EXERCISE INSTRUCTIONS
Nothing in the records may be altered; repeat them exactly.

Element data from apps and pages
━━━

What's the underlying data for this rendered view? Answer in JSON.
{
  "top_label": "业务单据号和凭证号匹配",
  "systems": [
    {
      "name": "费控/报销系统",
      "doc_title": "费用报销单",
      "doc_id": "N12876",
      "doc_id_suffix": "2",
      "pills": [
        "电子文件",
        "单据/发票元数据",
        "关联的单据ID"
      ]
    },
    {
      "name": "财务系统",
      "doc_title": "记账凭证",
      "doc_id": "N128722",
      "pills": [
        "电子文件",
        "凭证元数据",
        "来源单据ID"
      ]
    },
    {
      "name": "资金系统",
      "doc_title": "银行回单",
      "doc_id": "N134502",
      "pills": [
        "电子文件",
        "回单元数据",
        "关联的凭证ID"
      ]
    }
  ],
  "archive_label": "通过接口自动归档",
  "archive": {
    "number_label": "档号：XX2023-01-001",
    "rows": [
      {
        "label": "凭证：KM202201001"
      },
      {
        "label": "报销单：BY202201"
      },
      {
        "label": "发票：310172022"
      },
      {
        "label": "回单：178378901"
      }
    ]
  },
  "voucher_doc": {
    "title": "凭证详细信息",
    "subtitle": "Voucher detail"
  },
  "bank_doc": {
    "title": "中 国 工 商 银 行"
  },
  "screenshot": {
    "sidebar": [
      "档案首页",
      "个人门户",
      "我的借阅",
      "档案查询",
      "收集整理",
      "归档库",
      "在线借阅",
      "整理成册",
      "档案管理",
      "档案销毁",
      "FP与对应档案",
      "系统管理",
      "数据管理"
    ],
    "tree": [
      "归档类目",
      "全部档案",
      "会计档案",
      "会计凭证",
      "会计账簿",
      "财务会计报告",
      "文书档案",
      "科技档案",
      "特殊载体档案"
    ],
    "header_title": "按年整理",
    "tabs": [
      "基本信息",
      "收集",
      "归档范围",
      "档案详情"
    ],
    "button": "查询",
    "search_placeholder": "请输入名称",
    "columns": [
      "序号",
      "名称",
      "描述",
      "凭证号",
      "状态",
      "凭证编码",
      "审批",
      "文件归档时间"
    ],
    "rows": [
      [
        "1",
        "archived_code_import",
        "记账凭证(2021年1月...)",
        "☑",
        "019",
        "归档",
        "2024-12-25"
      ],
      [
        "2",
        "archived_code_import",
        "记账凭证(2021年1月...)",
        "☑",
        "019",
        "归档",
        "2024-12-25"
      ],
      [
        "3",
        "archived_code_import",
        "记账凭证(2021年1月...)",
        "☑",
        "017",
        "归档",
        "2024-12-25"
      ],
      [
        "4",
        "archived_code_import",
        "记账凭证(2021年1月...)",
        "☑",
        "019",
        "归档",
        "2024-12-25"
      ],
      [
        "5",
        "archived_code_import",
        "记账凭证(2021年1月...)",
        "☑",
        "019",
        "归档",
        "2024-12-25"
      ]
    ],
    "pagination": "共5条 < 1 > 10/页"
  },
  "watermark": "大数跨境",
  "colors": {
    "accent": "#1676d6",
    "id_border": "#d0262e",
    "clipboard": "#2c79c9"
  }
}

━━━

ANSWER SPACE
What's the underlying data for this rendered view? Answer in JSON.
{
  "top_label": "业务单据号和凭证号匹配",
  "systems": [
    {
      "name": "费控/报销系统",
      "doc_title": "费用报销单",
      "doc_id": "N12876",
      "doc_id_suffix": "2",
      "pills": [
        "电子文件",
        "单据/发票元数据",
        "关联的单据ID"
      ]
    },
    {
      "name": "财务系统",
      "doc_title": "记账凭证",
      "doc_id": "N128722",
      "pills": [
        "电子文件",
        "凭证元数据",
        "来源单据ID"
      ]
    },
    {
      "name": "资金系统",
      "doc_title": "银行回单",
      "doc_id": "N134502",
      "pills": [
        "电子文件",
        "回单元数据",
        "关联的凭证ID"
      ]
    }
  ],
  "archive_label": "通过接口自动归档",
  "archive": {
    "number_label": "档号：XX2023-01-001",
    "rows": [
      {
        "label": "凭证：KM202201001"
      },
      {
        "label": "报销单：BY202201"
      },
      {
        "label": "发票：310172022"
      },
      {
        "label": "回单：178378901"
      }
    ]
  },
  "voucher_doc": {
    "title": "凭证详细信息",
    "subtitle": "Voucher detail"
  },
  "bank_doc": {
    "title": "中 国 工 商 银 行"
  },
  "screenshot": {
    "sidebar": [
      "档案首页",
      "个人门户",
      "我的借阅",
      "档案查询",
      "收集整理",
      "归档库",
      "在线借阅",
      "整理成册",
      "档案管理",
      "档案销毁",
      "FP与对应档案",
      "系统管理",
      "数据管理"
    ],
    "tree": [
      "归档类目",
      "全部档案",
      "会计档案",
      "会计凭证",
      "会计账簿",
      "财务会计报告",
      "文书档案",
      "科技档案",
      "特殊载体档案"
    ],
    "header_title": "按年整理",
    "tabs": [
      "基本信息",
      "收集",
      "归档范围",
      "档案详情"
    ],
    "button": "查询",
    "search_placeholder": "请输入名称",
    "columns": [
      "序号",
      "名称",
      "描述",
      "凭证号",
      "状态",
      "凭证编码",
      "审批",
      "文件归档时间"
    ],
    "rows": [
      [
        "1",
        "archived_code_import",
        "记账凭证(2021年1月...)",
        "☑",
        "019",
        "归档",
        "2024-12-25"
      ],
      [
        "2",
        "archived_code_import",
        "记账凭证(2021年1月...)",
        "☑",
        "019",
        "归档",
        "2024-12-25"
      ],
      [
        "3",
        "archived_code_import",
        "记账凭证(2021年1月...)",
        "☑",
        "017",
        "归档",
        "2024-12-25"
      ],
      [
        "4",
        "archived_code_import",
        "记账凭证(2021年1月...)",
        "☑",
        "019",
        "归档",
        "2024-12-25"
      ],
      [
        "5",
        "archived_code_import",
        "记账凭证(2021年1月...)",
        "☑",
        "019",
        "归档",
        "2024-12-25"
      ]
    ],
    "pagination": "共5条 < 1 > 10/页"
  },
  "watermark": "大数跨境",
  "colors": {
    "accent": "#1676d6",
    "id_border": "#d0262e",
    "clipboard": "#2c79c9"
  }
}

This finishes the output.